Hawaii Island residents were shaken awake Monday after a magnitude-4.7 earthquake struck in waters off Ka‘u
The temblor was recorded at 6:06 a.m. and was located 12.4 miles southeast of Naalehu and had a recorded depth of 21.7 miles, according to the U.S. Geological Survey’s Hawaiian Volcano Observatory (HVO).
Light shaking, with maximum Intensity of IV, has been reported across parts of the Big Island. At that intensity, significant damage to buildings or structures is not expected. The USGS “Did you feel it?” service received over 534 felt reports within the three hours of the earthquake. Residents as far away as Mililani and Kaneohe, Oahu, reported having felt the temblor.
The earthquake had no apparent effect on Kilauea or Mauna Loa volcanoes, according to HVO acting-Scientist-in-Charge David Phillips.
“We see no detectable changes in activity at the summits or along the rift zones of Mauna Loa or Kilauea as a result of this earthquake. Aftershocks are possible and could be felt,” he said.
The depth, location, and recorded seismic waves of the earthquake suggest a source due to bending of the oceanic plate from the weight of the Hawaiian island chain, a common source for earthquakes in this area, according to HVO. Aftershocks are possible and could be felt.

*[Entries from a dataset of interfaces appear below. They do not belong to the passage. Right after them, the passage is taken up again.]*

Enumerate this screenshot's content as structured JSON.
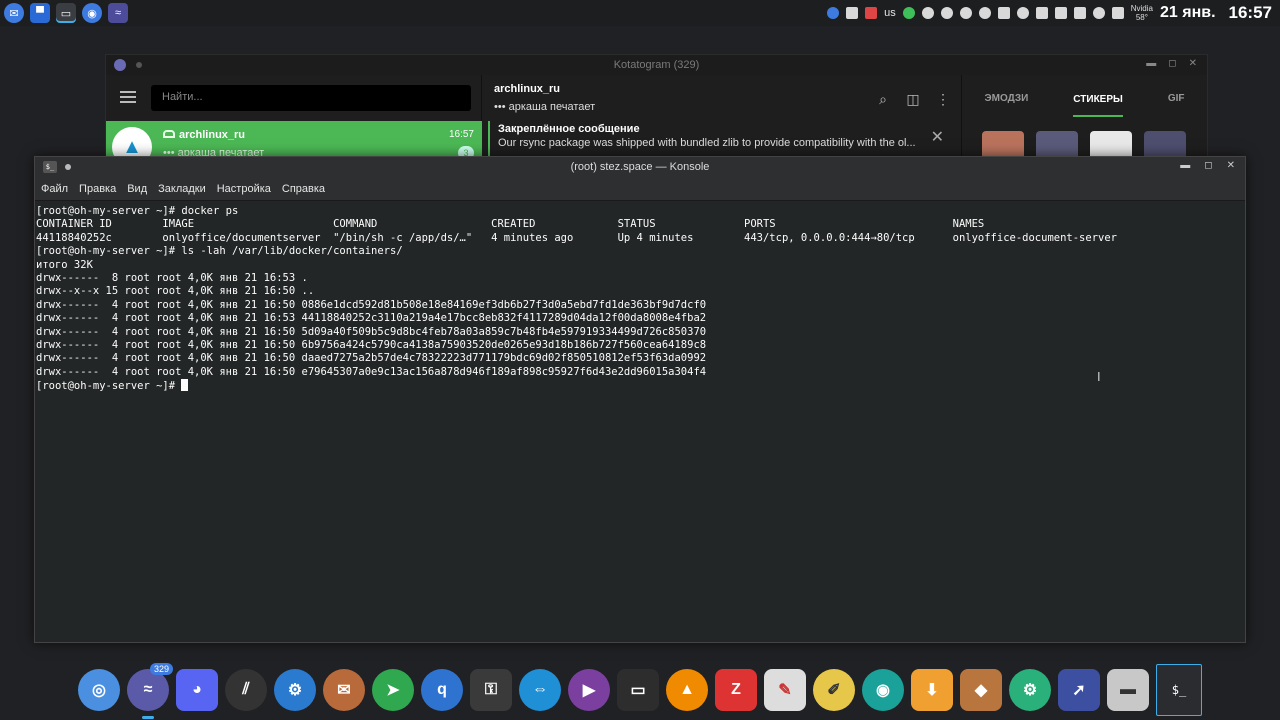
{
  "toppanel": {
    "layout": "us",
    "gpu_label": "Nvidia",
    "gpu_temp": "58°",
    "date": "21 янв.",
    "time": "16:57"
  },
  "telegram": {
    "title": "Kotatogram (329)",
    "search_placeholder": "Найти...",
    "chat": {
      "name": "archlinux_ru",
      "time": "16:57",
      "typing": "••• аркаша печатает",
      "badge": "3"
    },
    "header": {
      "name": "archlinux_ru",
      "typing": "••• аркаша печатает"
    },
    "pinned": {
      "title": "Закреплённое сообщение",
      "text": "Our rsync package was shipped with bundled zlib to provide compatibility with the ol..."
    },
    "tabs": [
      "ЭМОДЗИ",
      "СТИКЕРЫ",
      "GIF"
    ]
  },
  "konsole": {
    "title": "(root) stez.space — Konsole",
    "menu": [
      "Файл",
      "Правка",
      "Вид",
      "Закладки",
      "Настройка",
      "Справка"
    ],
    "lines": [
      "[root@oh-my-server ~]# docker ps",
      "CONTAINER ID        IMAGE                      COMMAND                  CREATED             STATUS              PORTS                            NAMES",
      "44118840252c        onlyoffice/documentserver  \"/bin/sh -c /app/ds/…\"   4 minutes ago       Up 4 minutes        443/tcp, 0.0.0.0:444→80/tcp      onlyoffice-document-server",
      "[root@oh-my-server ~]# ls -lah /var/lib/docker/containers/",
      "итого 32K",
      "drwx------  8 root root 4,0K янв 21 16:53 .",
      "drwx--x--x 15 root root 4,0K янв 21 16:50 ..",
      "drwx------  4 root root 4,0K янв 21 16:50 0886e1dcd592d81b508e18e84169ef3db6b27f3d0a5ebd7fd1de363bf9d7dcf0",
      "drwx------  4 root root 4,0K янв 21 16:53 44118840252c3110a219a4e17bcc8eb832f4117289d04da12f00da8008e4fba2",
      "drwx------  4 root root 4,0K янв 21 16:50 5d09a40f509b5c9d8bc4feb78a03a859c7b48fb4e597919334499d726c850370",
      "drwx------  4 root root 4,0K янв 21 16:50 6b9756a424c5790ca4138a75903520de0265e93d18b186b727f560cea64189c8",
      "drwx------  4 root root 4,0K янв 21 16:50 daaed7275a2b57de4c78322223d771179bdc69d02f850510812ef53f63da0992",
      "drwx------  4 root root 4,0K янв 21 16:50 e79645307a0e9c13ac156a878d946f189af898c95927f6d43e2dd96015a304f4"
    ],
    "prompt": "[root@oh-my-server ~]# "
  },
  "dock": {
    "telegram_badge": "329",
    "terminal_label": "$_"
  }
}
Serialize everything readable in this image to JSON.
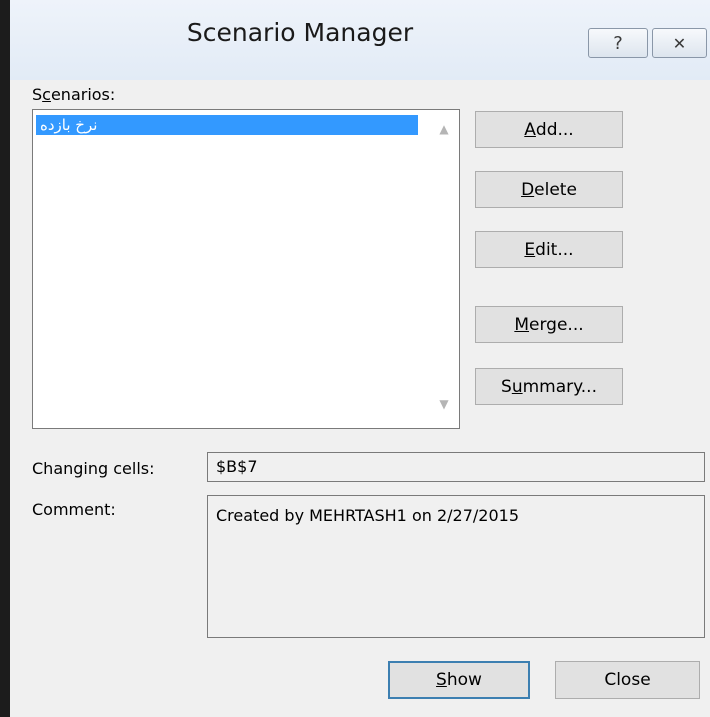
{
  "window": {
    "title": "Scenario Manager",
    "help_glyph": "?",
    "close_glyph": "✕"
  },
  "scenarios": {
    "label_pre": "S",
    "label_u": "c",
    "label_post": "enarios:",
    "items": [
      {
        "name": "نرخ بازده",
        "selected": true
      }
    ]
  },
  "buttons": {
    "add": {
      "u": "A",
      "rest": "dd..."
    },
    "delete": {
      "u": "D",
      "rest": "elete"
    },
    "edit": {
      "u": "E",
      "rest": "dit..."
    },
    "merge": {
      "u": "M",
      "rest": "erge..."
    },
    "summary": {
      "pre": "S",
      "u": "u",
      "rest": "mmary..."
    },
    "show": {
      "u": "S",
      "rest": "how"
    },
    "close": "Close"
  },
  "changing_cells": {
    "label": "Changing cells:",
    "value": "$B$7"
  },
  "comment": {
    "label": "Comment:",
    "value": "Created by MEHRTASH1 on 2/27/2015"
  },
  "colors": {
    "selection": "#3399ff",
    "default_button_border": "#3c7fb1"
  }
}
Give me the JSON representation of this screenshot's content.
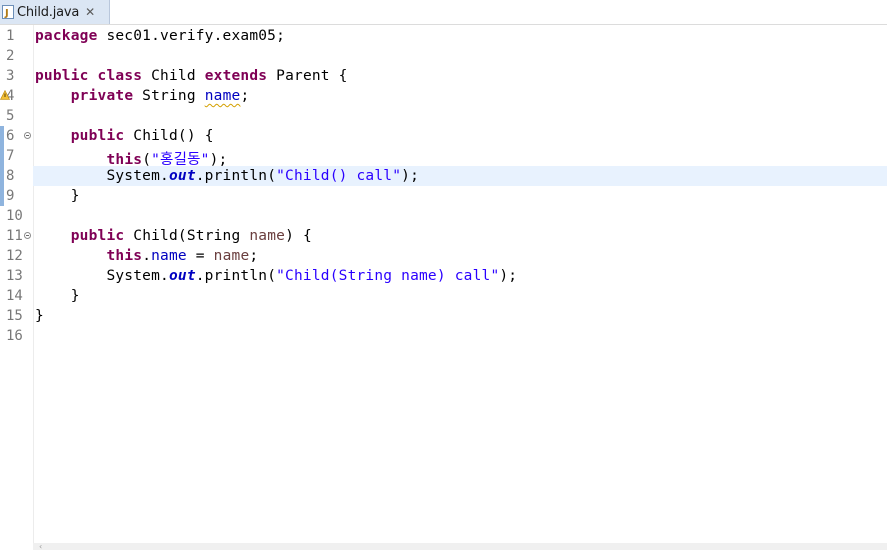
{
  "tab": {
    "label": "Child.java",
    "close": "✕"
  },
  "editor": {
    "current_line": 8,
    "lines": [
      {
        "n": "1",
        "tokens": [
          {
            "t": "package",
            "c": "kw"
          },
          {
            "t": " sec01.verify.exam05;",
            "c": ""
          }
        ]
      },
      {
        "n": "2",
        "tokens": []
      },
      {
        "n": "3",
        "tokens": [
          {
            "t": "public",
            "c": "kw"
          },
          {
            "t": " ",
            "c": ""
          },
          {
            "t": "class",
            "c": "kw"
          },
          {
            "t": " Child ",
            "c": ""
          },
          {
            "t": "extends",
            "c": "kw"
          },
          {
            "t": " Parent {",
            "c": ""
          }
        ]
      },
      {
        "n": "4",
        "tokens": [
          {
            "t": "    ",
            "c": ""
          },
          {
            "t": "private",
            "c": "kw"
          },
          {
            "t": " String ",
            "c": ""
          },
          {
            "t": "name",
            "c": "fld warn-underline"
          },
          {
            "t": ";",
            "c": ""
          }
        ]
      },
      {
        "n": "5",
        "tokens": []
      },
      {
        "n": "6",
        "tokens": [
          {
            "t": "    ",
            "c": ""
          },
          {
            "t": "public",
            "c": "kw"
          },
          {
            "t": " Child() {",
            "c": ""
          }
        ]
      },
      {
        "n": "7",
        "tokens": [
          {
            "t": "        ",
            "c": ""
          },
          {
            "t": "this",
            "c": "kw"
          },
          {
            "t": "(",
            "c": ""
          },
          {
            "t": "\"홍길동\"",
            "c": "str"
          },
          {
            "t": ");",
            "c": ""
          }
        ]
      },
      {
        "n": "8",
        "tokens": [
          {
            "t": "        System.",
            "c": ""
          },
          {
            "t": "out",
            "c": "sfld"
          },
          {
            "t": ".println(",
            "c": ""
          },
          {
            "t": "\"Child() call\"",
            "c": "str"
          },
          {
            "t": ");",
            "c": ""
          }
        ]
      },
      {
        "n": "9",
        "tokens": [
          {
            "t": "    }",
            "c": ""
          }
        ]
      },
      {
        "n": "10",
        "tokens": []
      },
      {
        "n": "11",
        "tokens": [
          {
            "t": "    ",
            "c": ""
          },
          {
            "t": "public",
            "c": "kw"
          },
          {
            "t": " Child(String ",
            "c": ""
          },
          {
            "t": "name",
            "c": "prm"
          },
          {
            "t": ") {",
            "c": ""
          }
        ]
      },
      {
        "n": "12",
        "tokens": [
          {
            "t": "        ",
            "c": ""
          },
          {
            "t": "this",
            "c": "kw"
          },
          {
            "t": ".",
            "c": ""
          },
          {
            "t": "name",
            "c": "fld"
          },
          {
            "t": " = ",
            "c": ""
          },
          {
            "t": "name",
            "c": "prm"
          },
          {
            "t": ";",
            "c": ""
          }
        ]
      },
      {
        "n": "13",
        "tokens": [
          {
            "t": "        System.",
            "c": ""
          },
          {
            "t": "out",
            "c": "sfld"
          },
          {
            "t": ".println(",
            "c": ""
          },
          {
            "t": "\"Child(String name) call\"",
            "c": "str"
          },
          {
            "t": ");",
            "c": ""
          }
        ]
      },
      {
        "n": "14",
        "tokens": [
          {
            "t": "    }",
            "c": ""
          }
        ]
      },
      {
        "n": "15",
        "tokens": [
          {
            "t": "}",
            "c": ""
          }
        ]
      },
      {
        "n": "16",
        "tokens": []
      }
    ],
    "fold_lines": [
      6,
      11
    ],
    "warning_lines": [
      4
    ]
  },
  "colors": {
    "keyword": "#7f0055",
    "string": "#2a00ff",
    "field": "#0000c0",
    "parameter": "#6a3e3e",
    "current_line_bg": "#e8f2fe",
    "tab_bg": "#dbe6f4"
  },
  "icons": {
    "tab": "java-file-icon",
    "warning": "warning-icon",
    "fold": "fold-collapse-icon"
  }
}
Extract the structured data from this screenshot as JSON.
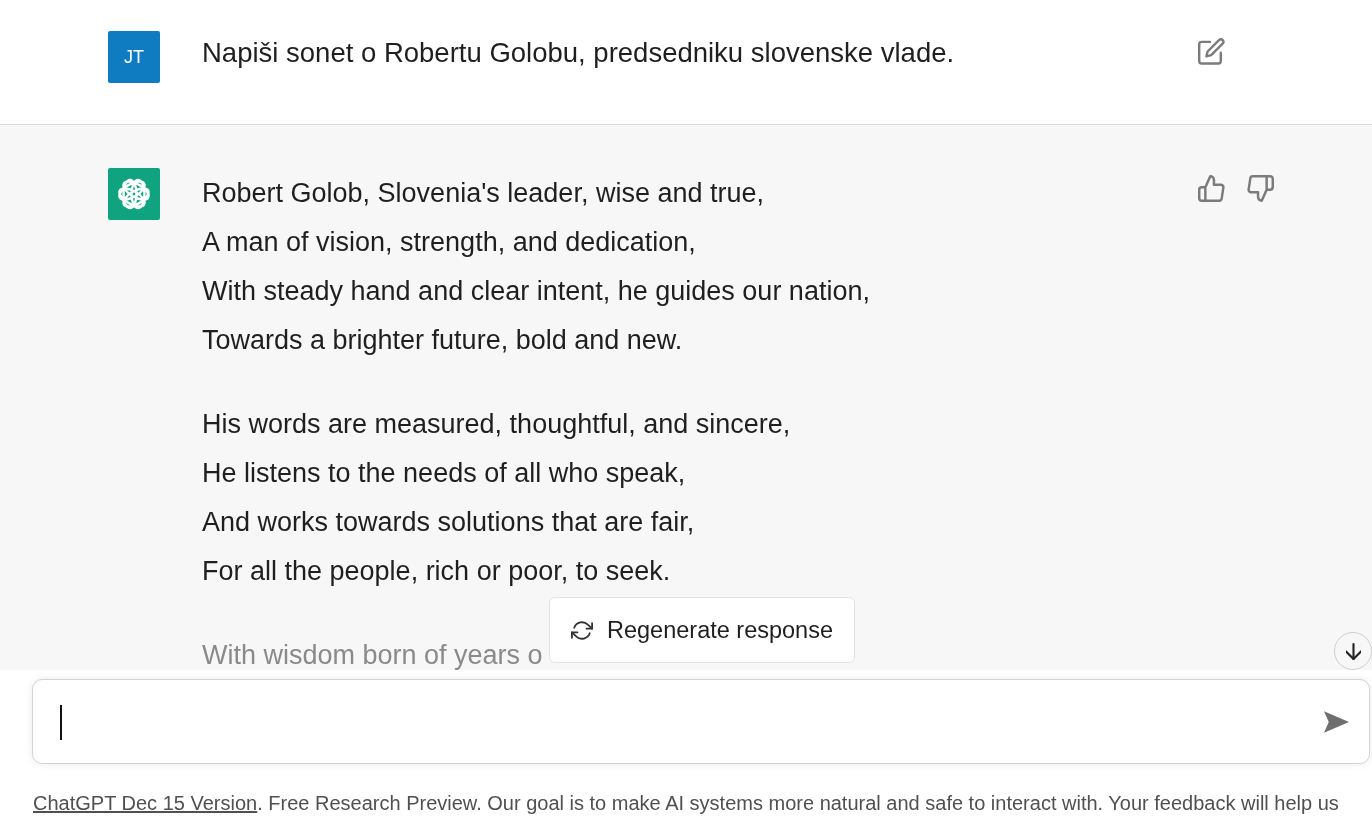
{
  "messages": [
    {
      "kind": "user",
      "avatar": "JT",
      "text": "Napiši sonet o Robertu Golobu, predsedniku slovenske vlade."
    },
    {
      "kind": "assistant",
      "stanzas": [
        [
          "Robert Golob, Slovenia's leader, wise and true,",
          "A man of vision, strength, and dedication,",
          "With steady hand and clear intent, he guides our nation,",
          "Towards a brighter future, bold and new."
        ],
        [
          "His words are measured, thoughtful, and sincere,",
          "He listens to the needs of all who speak,",
          "And works towards solutions that are fair,",
          "For all the people, rich or poor, to seek."
        ],
        [
          "With wisdom born of years o"
        ]
      ]
    }
  ],
  "regenerate_button": "Regenerate response",
  "footer": {
    "link": "ChatGPT Dec 15 Version",
    "text": ". Free Research Preview. Our goal is to make AI systems more natural and safe to interact with. Your feedback will help us"
  }
}
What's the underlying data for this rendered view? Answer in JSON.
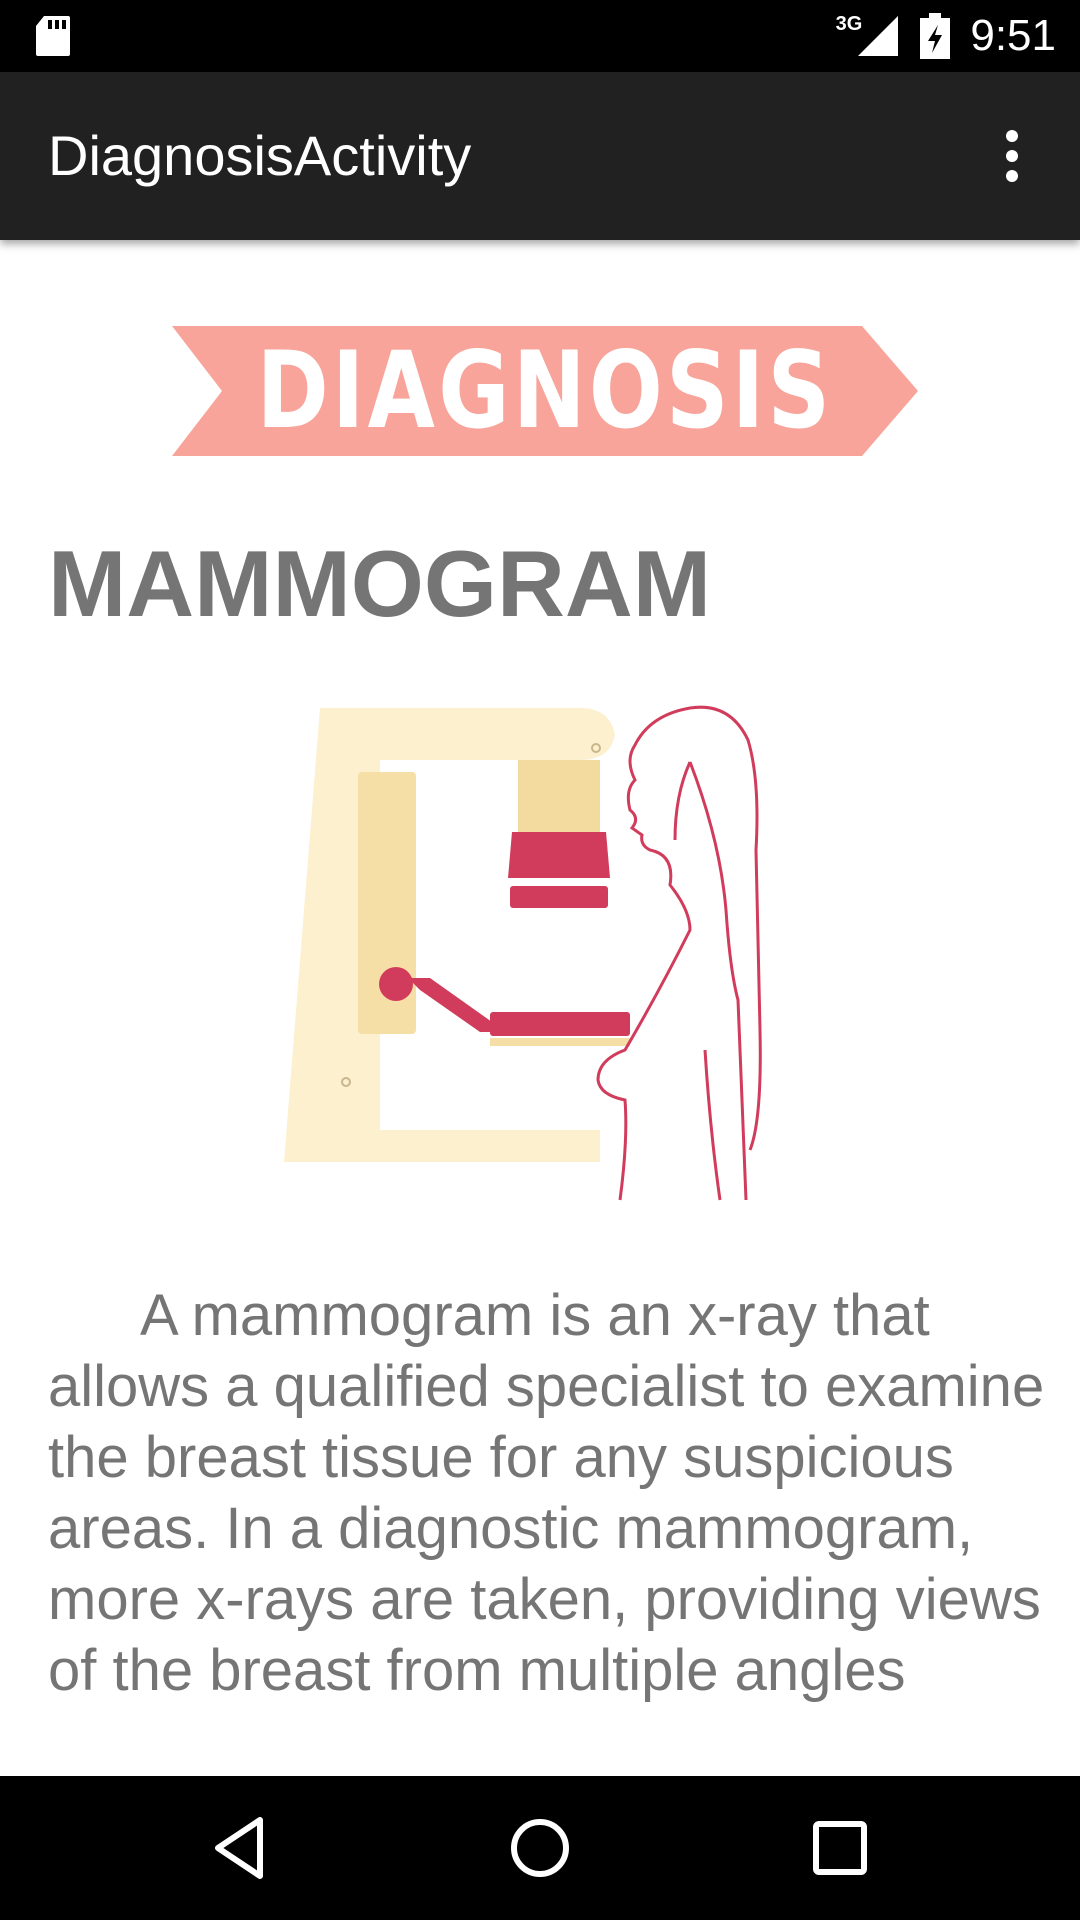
{
  "status_bar": {
    "network_label": "3G",
    "time": "9:51",
    "icons": [
      "sd-card-icon",
      "signal-icon",
      "battery-icon"
    ]
  },
  "app_bar": {
    "title": "DiagnosisActivity",
    "overflow_icon": "overflow-menu-icon"
  },
  "content": {
    "banner_text": "DIAGNOSIS",
    "heading": "MAMMOGRAM",
    "illustration": "mammogram-machine-illustration",
    "description": "A mammogram is an x-ray that allows a qualified specialist to examine the breast tissue for any suspicious areas.  In a diagnostic mammogram, more x-rays are taken, providing views of the breast from multiple angles"
  },
  "nav_bar": {
    "icons": [
      "back-icon",
      "home-icon",
      "recents-icon"
    ]
  },
  "colors": {
    "app_bar": "#212121",
    "banner": "#f8a49a",
    "accent": "#d13c5c",
    "machine": "#fdf0cf",
    "text": "#757575"
  }
}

According to the Pacific Tsunami Warning Center, there was no tsunami threat from this earthquake.